“Geothermal Energy in the Caribbean: What does the Bridgetown U.S. Embassy say?” By Rebecca Theodore
At a time when the world is experiencing an energy crisis, the process of rising heat from the earth as a stimulant to economic growth becomes very beneficial to many Caribbean nations. However, while many contemplate that geothermal energy is an ambitious opportunity to utilize wealth and recognition among member states and international markets, the financial challenges associated with it are many and varied, and now beckons the need for international ‘tenders’ to promote the sound development of the project.
Whereas detractors continue to charge that the harnessing of geothermal energy in the Caribbean could have a negative impact on the carbon footprint through deforestation, the release of hydrogen sulfide and the disposal of toxic geothermal fluids into the atmosphere; evidence also point to the fact that geothermal is the best type of renewable energy in terms of cost, efficiency, and safety.
Scientific evidence further illustrate that geothermal energy is a major factor in combating the adverse effects of climate change in the Caribbean. Geothermal energy doesn’t produce any type of greenhouse effect, and does not consume any energy since it’s renewable energy and there is no consumption of any type of fossil fuels.
In all truism, geothermal energy in the Caribbean have the prospective to address economic development, climate change mitigation, and stipulation of affordable energy and should be listed on the United Nations Millennium Development Goals (MDG) as an alternative to poverty reduction and to energy security.
Yet, unethical clouds smudge the dust for action and solutions.
So what if anything should Caribbean government’s make of the financial challenges facing geothermal energy? For one, Caribbean islands are now locked in long term contracts that have no incentive for power producers to develop more economic methods in order to maximize benefits.
Economic analysts further state that “it is the high cost of energy that presently paints the un-competitive business portrait for the Caribbean on the international market. Dependency on imports of foreign fossil fuel affect the balance of payment and contribute toward micro and macroeconomic challenges, such as inflation, increased cost (and loss of competitiveness) of local industry, depreciation pressures, and further external indebtedness.”
In essence, “the future of geothermal energy in the Caribbean “is very bright,” but Caribbean governments cannot undertake the project solely admits Sturla Birkisson, senior vice president at Iceland Drilling Company. “In this light, government money and international funds are needed to mitigate the financial risk and cover the initial costs in the form of soft loans in case exploratory projects prove unsuccessful.”
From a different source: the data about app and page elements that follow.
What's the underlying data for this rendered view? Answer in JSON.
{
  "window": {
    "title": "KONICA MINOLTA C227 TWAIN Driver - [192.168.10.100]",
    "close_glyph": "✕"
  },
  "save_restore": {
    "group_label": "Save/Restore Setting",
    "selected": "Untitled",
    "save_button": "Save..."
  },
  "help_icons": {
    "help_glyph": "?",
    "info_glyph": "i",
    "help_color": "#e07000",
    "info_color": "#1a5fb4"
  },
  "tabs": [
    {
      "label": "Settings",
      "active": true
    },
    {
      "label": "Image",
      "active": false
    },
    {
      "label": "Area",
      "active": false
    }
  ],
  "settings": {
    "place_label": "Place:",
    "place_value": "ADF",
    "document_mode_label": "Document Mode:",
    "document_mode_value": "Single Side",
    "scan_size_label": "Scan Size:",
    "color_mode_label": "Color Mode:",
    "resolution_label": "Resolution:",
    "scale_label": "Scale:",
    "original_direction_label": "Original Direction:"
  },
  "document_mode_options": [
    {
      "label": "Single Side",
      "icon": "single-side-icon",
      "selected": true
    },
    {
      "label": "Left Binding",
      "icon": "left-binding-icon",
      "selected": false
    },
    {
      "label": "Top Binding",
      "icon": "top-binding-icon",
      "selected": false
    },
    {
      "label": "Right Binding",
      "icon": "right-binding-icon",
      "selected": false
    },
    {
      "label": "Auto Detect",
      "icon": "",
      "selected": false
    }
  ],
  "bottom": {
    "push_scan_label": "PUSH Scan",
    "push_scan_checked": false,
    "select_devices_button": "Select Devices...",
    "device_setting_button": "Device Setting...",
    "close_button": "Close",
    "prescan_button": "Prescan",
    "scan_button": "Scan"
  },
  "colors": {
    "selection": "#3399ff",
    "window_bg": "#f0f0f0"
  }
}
Energy Sector Management Assistance Program (ESMAP) of the World Bank published report further states that “the main challenges associated with the development of geothermal energy generation in the Caribbean includes the financial resources needed to confirm the resource potential of specific sites, financing of exploration, production and injection wells, and power plant development. The legal and regulatory framework, the lack of a comprehensive inventory of geothermal resources with high quality data, environmental and social impacts, and power sector planning are also other adversary factors.”
As a result, if financial measures are to be met in the cultivation of geothermal energy, then Caribbean governments will “need to develop resources themselves, or negotiate a fair price with a responsible developer that puts some value to the community and supports the growth of it and stimulates its development.”
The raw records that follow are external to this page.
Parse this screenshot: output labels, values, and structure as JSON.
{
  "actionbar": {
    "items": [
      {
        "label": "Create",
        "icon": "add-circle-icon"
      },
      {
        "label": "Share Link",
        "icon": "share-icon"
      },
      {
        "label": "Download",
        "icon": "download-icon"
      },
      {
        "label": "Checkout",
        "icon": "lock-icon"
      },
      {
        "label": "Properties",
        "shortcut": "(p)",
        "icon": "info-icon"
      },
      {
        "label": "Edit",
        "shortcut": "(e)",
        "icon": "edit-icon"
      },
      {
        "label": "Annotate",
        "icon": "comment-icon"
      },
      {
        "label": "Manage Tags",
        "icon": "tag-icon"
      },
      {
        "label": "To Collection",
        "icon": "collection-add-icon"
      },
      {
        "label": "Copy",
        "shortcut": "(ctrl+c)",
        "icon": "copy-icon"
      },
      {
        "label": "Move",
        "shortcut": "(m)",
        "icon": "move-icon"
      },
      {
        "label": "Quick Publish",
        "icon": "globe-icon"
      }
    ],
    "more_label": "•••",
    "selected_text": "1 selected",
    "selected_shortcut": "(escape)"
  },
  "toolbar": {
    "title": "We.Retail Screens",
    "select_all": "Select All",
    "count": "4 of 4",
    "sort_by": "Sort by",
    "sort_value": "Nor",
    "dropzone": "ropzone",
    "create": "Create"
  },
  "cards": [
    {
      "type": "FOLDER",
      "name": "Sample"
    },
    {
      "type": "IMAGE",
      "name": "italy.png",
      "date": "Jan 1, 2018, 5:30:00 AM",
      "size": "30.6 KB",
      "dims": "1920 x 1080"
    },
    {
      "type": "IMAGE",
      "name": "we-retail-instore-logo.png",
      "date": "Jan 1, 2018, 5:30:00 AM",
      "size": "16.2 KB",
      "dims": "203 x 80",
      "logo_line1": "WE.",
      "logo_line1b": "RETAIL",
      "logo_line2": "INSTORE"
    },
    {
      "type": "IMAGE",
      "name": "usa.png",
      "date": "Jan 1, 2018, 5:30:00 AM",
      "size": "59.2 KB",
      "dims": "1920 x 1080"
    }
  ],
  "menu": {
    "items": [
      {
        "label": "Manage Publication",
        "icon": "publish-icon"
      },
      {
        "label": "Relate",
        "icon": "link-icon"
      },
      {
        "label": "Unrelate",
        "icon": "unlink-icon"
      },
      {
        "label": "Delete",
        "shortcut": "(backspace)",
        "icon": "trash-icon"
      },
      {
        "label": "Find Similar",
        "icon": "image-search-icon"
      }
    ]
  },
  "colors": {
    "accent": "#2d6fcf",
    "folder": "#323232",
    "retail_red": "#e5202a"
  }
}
Given these circumstances, the most dramatic illustration of the financial challenges of geothermal energy now shines light on the Caribbean island of Dominica. With the highest percentage of renewable energy in its energy mix among Caribbean nations, it would take an exceptional scale of energy tone deafness not to mention the Skerrit administration energy policies.
Even for a government that now boast that it has spent more than $US 12 million in developing the geothermal industry on the island, and has sought the advice of the Clinton Climate Initiative, and presented the project as one of its theme at the sixty-seventh session of the United Nations General Assembly; it still fails to show the political will and leadership to enlarge and diversify the ‘portfolio of options’ that geothermal energy entails.
Subsequently, the project lies crippled in cronyism and unprofessional conduct.
In order to maximize the benefits of geothermal energy in the Caribbean, it is clear, that bi-partisan efforts and inputs from environmentalists and consultants are needed to help government negotiate a fair price with international developers.
Progressively, the long-term needs of energy security in the region is now of high importance and at this point, Caribbean governments should seek to develop an “integrated project management solution” and a systematic review and re-examination of geothermal resources for energy production. It would not only help in meeting the ongoing energy crisis in the world at large and boost the national security of many Caribbean nations, but it will also become a valuable alternative energy source for future generations.
Thus, it is now evident that the answer to wealth and recognition for many Caribbean nations lie beneath.